======== Supplied records ========
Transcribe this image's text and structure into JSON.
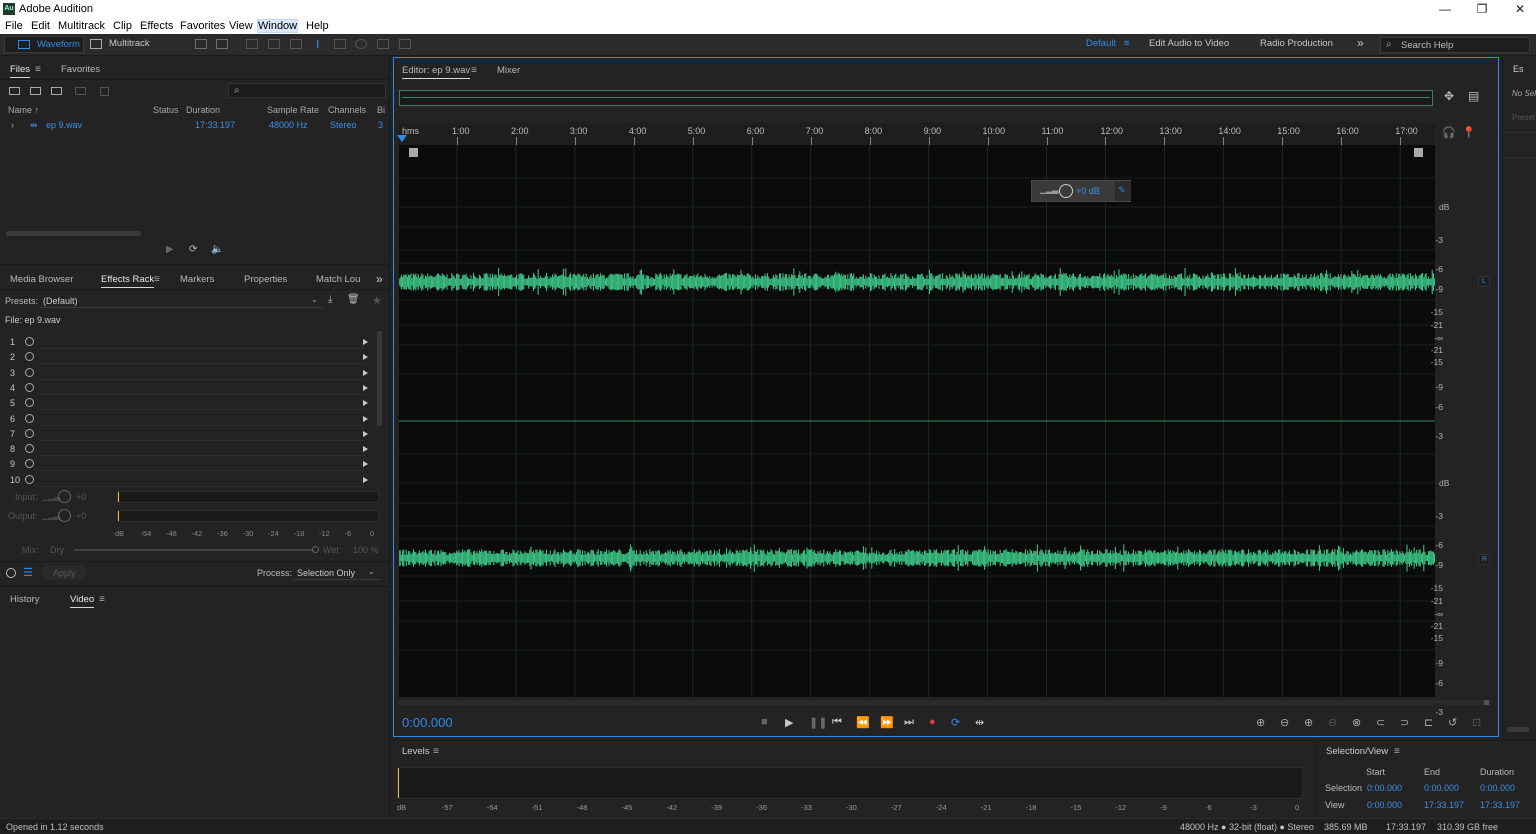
{
  "window": {
    "app_icon": "Au",
    "title": "Adobe Audition",
    "minimize": "—",
    "maximize": "❐",
    "close": "✕"
  },
  "menu": [
    "File",
    "Edit",
    "Multitrack",
    "Clip",
    "Effects",
    "Favorites",
    "View",
    "Window",
    "Help"
  ],
  "toolbar": {
    "waveform": "Waveform",
    "multitrack": "Multitrack",
    "workspaces": [
      "Default",
      "Edit Audio to Video",
      "Radio Production"
    ],
    "more": "»",
    "search_placeholder": "Search Help"
  },
  "files_panel": {
    "tabs": [
      "Files",
      "Favorites"
    ],
    "columns": [
      "Name ↑",
      "Status",
      "Duration",
      "Sample Rate",
      "Channels",
      "Bi"
    ],
    "file": {
      "name": "ep 9.wav",
      "status": "",
      "duration": "17:33.197",
      "sample_rate": "48000 Hz",
      "channels": "Stereo",
      "bits": "3"
    }
  },
  "effects_panel": {
    "tabs": [
      "Media Browser",
      "Effects Rack",
      "Markers",
      "Properties",
      "Match Lou"
    ],
    "more": "»",
    "presets_label": "Presets:",
    "presets_value": "(Default)",
    "file_label": "File: ep 9.wav",
    "slots": [
      "1",
      "2",
      "3",
      "4",
      "5",
      "6",
      "7",
      "8",
      "9",
      "10"
    ],
    "input_label": "Input:",
    "input_value": "+0",
    "output_label": "Output:",
    "output_value": "+0",
    "meter_scale": [
      "dB",
      "-54",
      "-48",
      "-42",
      "-36",
      "-30",
      "-24",
      "-18",
      "-12",
      "-6",
      "0"
    ],
    "mix_label": "Mix:",
    "mix_dry": "Dry",
    "mix_wet": "Wet",
    "mix_value": "100 %",
    "apply": "Apply",
    "process_label": "Process:",
    "process_value": "Selection Only"
  },
  "history_panel": {
    "tabs": [
      "History",
      "Video"
    ]
  },
  "editor": {
    "tab_label": "Editor: ep 9.wav",
    "mixer_tab": "Mixer",
    "ruler_unit": "hms",
    "ruler": [
      "1:00",
      "2:00",
      "3:00",
      "4:00",
      "5:00",
      "6:00",
      "7:00",
      "8:00",
      "9:00",
      "10:00",
      "11:00",
      "12:00",
      "13:00",
      "14:00",
      "15:00",
      "16:00",
      "17:00"
    ],
    "hud_gain": "+0 dB",
    "db_scale_top": [
      "dB",
      "-3",
      "-6",
      "-9",
      "-15",
      "-21",
      "-∞",
      "-21",
      "-15",
      "-9",
      "-6",
      "-3"
    ],
    "db_scale_bottom": [
      "dB",
      "-3",
      "-6",
      "-9",
      "-15",
      "-21",
      "-∞",
      "-21",
      "-15",
      "-9",
      "-6",
      "-3"
    ],
    "channel_l": "L",
    "channel_r": "R",
    "timecode": "0:00.000",
    "waveform_color": "#3ecf8e"
  },
  "levels_panel": {
    "title": "Levels",
    "scale": [
      "dB",
      "-57",
      "-54",
      "-51",
      "-48",
      "-45",
      "-42",
      "-39",
      "-36",
      "-33",
      "-30",
      "-27",
      "-24",
      "-21",
      "-18",
      "-15",
      "-12",
      "-9",
      "-6",
      "-3",
      "0"
    ]
  },
  "selection_view": {
    "title": "Selection/View",
    "headers": [
      "Start",
      "End",
      "Duration"
    ],
    "rows": [
      {
        "label": "Selection",
        "start": "0:00.000",
        "end": "0:00.000",
        "duration": "0:00.000"
      },
      {
        "label": "View",
        "start": "0:00.000",
        "end": "17:33.197",
        "duration": "17:33.197"
      }
    ]
  },
  "right_panel": {
    "tab": "Es",
    "text1": "No Sel",
    "text2": "Preset"
  },
  "status": {
    "left": "Opened in 1.12 seconds",
    "format": "48000 Hz ● 32-bit (float) ● Stereo",
    "size": "385.69 MB",
    "duration": "17:33.197",
    "free": "310.39 GB free"
  }
}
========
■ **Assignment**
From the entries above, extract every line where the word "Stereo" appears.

■ **Output of the task**
      "channels": "Stereo",
    "format": "48000 Hz ● 32-bit (float) ● Stereo",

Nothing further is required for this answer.